Point 4... Good show of 'RADAR' effect..wave hits bldg and bounces straight back, time delay gives distance.

Point 5...Again slight delay, will cause triple echo effect.

Point 6...Totally clear signal, has sports score before guy at #3 and can then bet final outcome and win money :D Well only a few milliseconds advance notice, but with a quick dial phone......... :rolleyes:

Oh yea..anim is in WMF as avi was 5 megs :mad:

Bill Nelson
12-17-2004, 01:28 PM
prospector, looks cool! If you'd like to zap me the wvm file directly, fire it off to

[email protected]

I've got this beefy commercial cable modem setup, won't take a moment to download. If your upload speed is problematic, I'll understand... this is very similar to what I've been thinking, I think. The animation would cement that. Can the lines themselves be tightend up?

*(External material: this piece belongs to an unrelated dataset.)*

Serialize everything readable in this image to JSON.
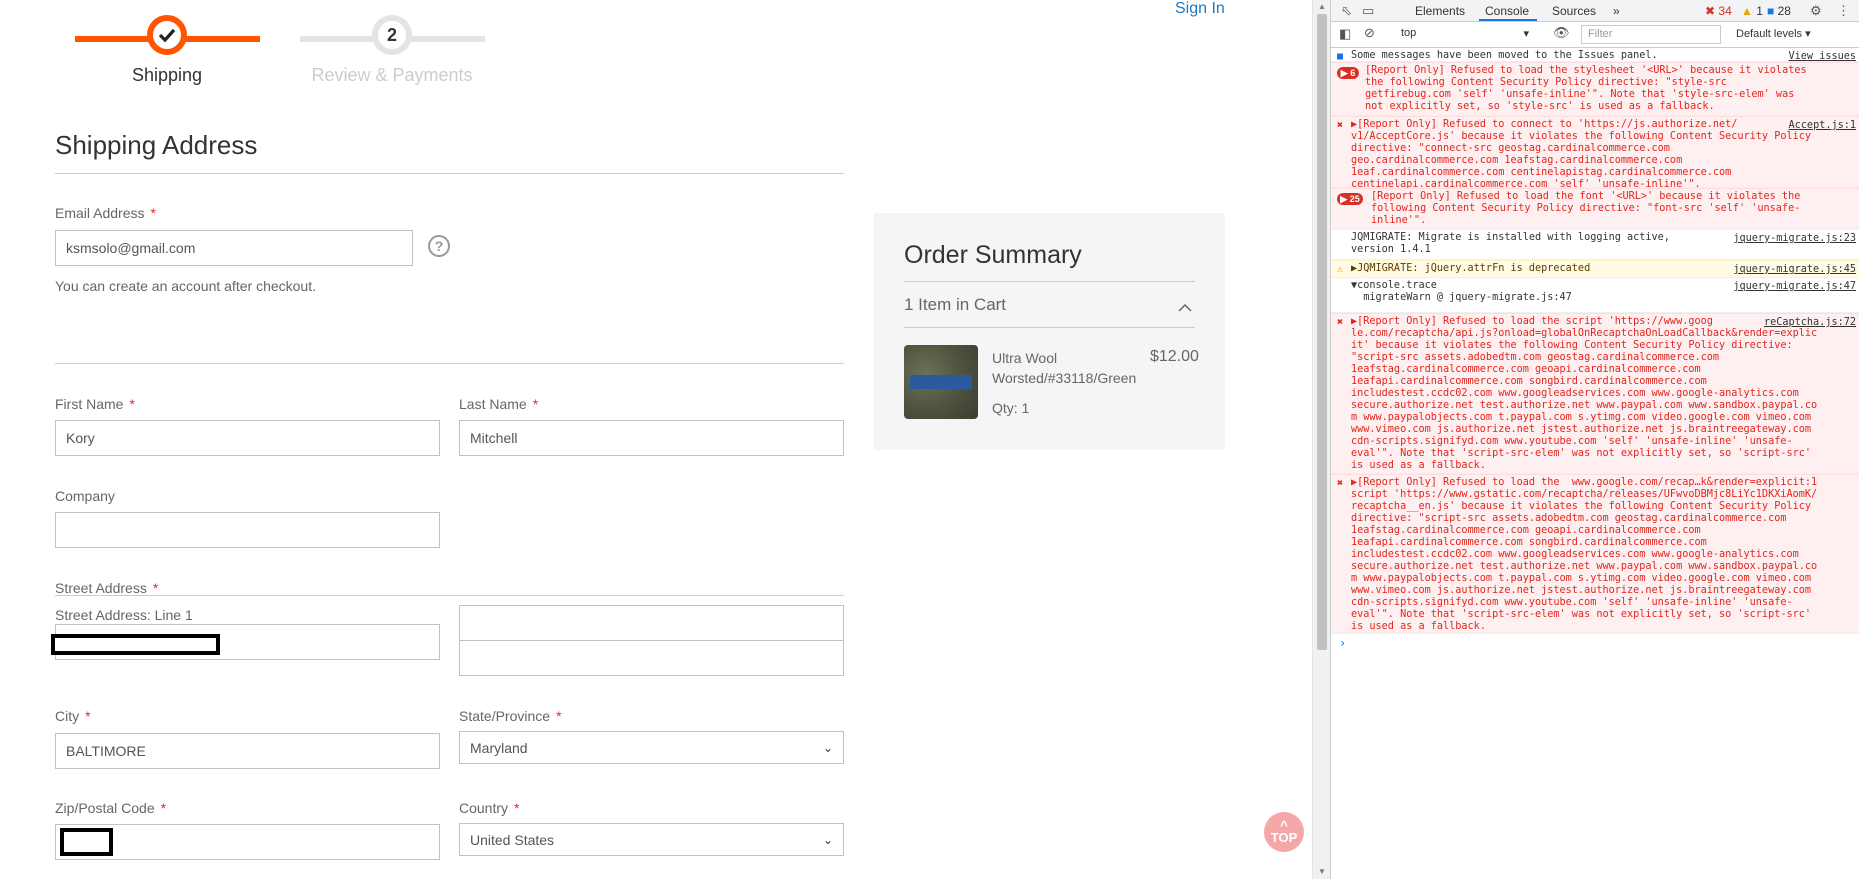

Bill Nelson
12-17-2004, 01:30 PM
never mind the re-send. just opened the small AVI, and that's what I was talking about! cool job and a great visualization of what we're talking about! Best of the Christmas season to you...

exit6
12-17-2004, 06:03 PM
Nicely done, prospector.

prospector
12-17-2004, 08:11 PM
Strange thing I discovered, (probably everyone already knew but me)

when particles fire off at 1 frame (like the rings firing), there is a slight ramping(?) in the firing order and they don't go off in the same frame as you would expect.
if you look at the example scene and move frame by frame (with layer 2 selected on bottom), you will see that 1 poly shoots particle first and it continues around to the last poly.
And this leaves a slight offset ring lineup

I can't figure how to stop it from doing that, as I have it set to fire at a particular frame.
Tho with the right settings it looks like a spirograph. And supposedly they all fly at the same frame.


Hmmm
Any theories? conspiracies? Unsubstantiated half truths? Remedies?

exit6
12-17-2004, 09:08 PM
I can't help you with the ramp thing, and I don't know about the dead wood thing either. 4 man job, three men? Seems like you're still ahead to me . . . although an idiot like myself would take the job and do it myself, and end up pulling three consecutive all nighters and just barely make the deadline, then sleep for 14 hours straight. But that's something else. Actually that was yesterday.
Anyway, it looks like you've got that animation good enough for prime time notwithstanding the ramp anomaly, but how would you surface those particles? I suspect the client would want a nice, smooth 2D looking circle (although you could wow them with a cool hvox thing). Also, how would you get those particles to look like contiguous rings? Shouldn't each reflection point look like a new source of cocentric rings?

toby
12-17-2004, 10:21 PM
Particles aren't very cooperative - I once tried to get 1 particle per 3 frames and it was impossible - until I found out about the 'Key Effect' setting. Set it to 'key', then put a keyframe where you want it to fire...

prospector
12-18-2004, 01:59 AM
exit6...yea HVs would be good but I used Sprites as they render faster for this test.
To get a more solid ring you'd have to fire off more particles which means setting your ring to more than 500 polys (which is what there is in this example), a 1000 poly ring would give you a more solid setting. and if you fire off particles for 3 consecutive 3 frame incraments (say frames 10,12,14) then set frames 10 and 14 at 50% dissolve on the envelope, you would get a ring that started as a dissolve in to the second ring at 0% dissolve and back to a dissolve out ring and make particles in second firing large enough to reach the 1st and 3rd ring.

And every simulation or piece of film of any bouncing of waves or such on the sides of boats or walls or any stationary object, only reflect or bounces back what actually hits it. But it does so in an orderly way (supposing the object hit is perfectly smooth). The best example is #4 in the above pic. As ring hits, it is reflected back just as it was hit, so you end up with a semi circle going just the opposite way.
A round building (like the Capitol Records Bldg in LA) wiuld give you a semi circular return bounce with each particle bouncing off in the exact angle it was hit.


Toby..yep, that's what I used.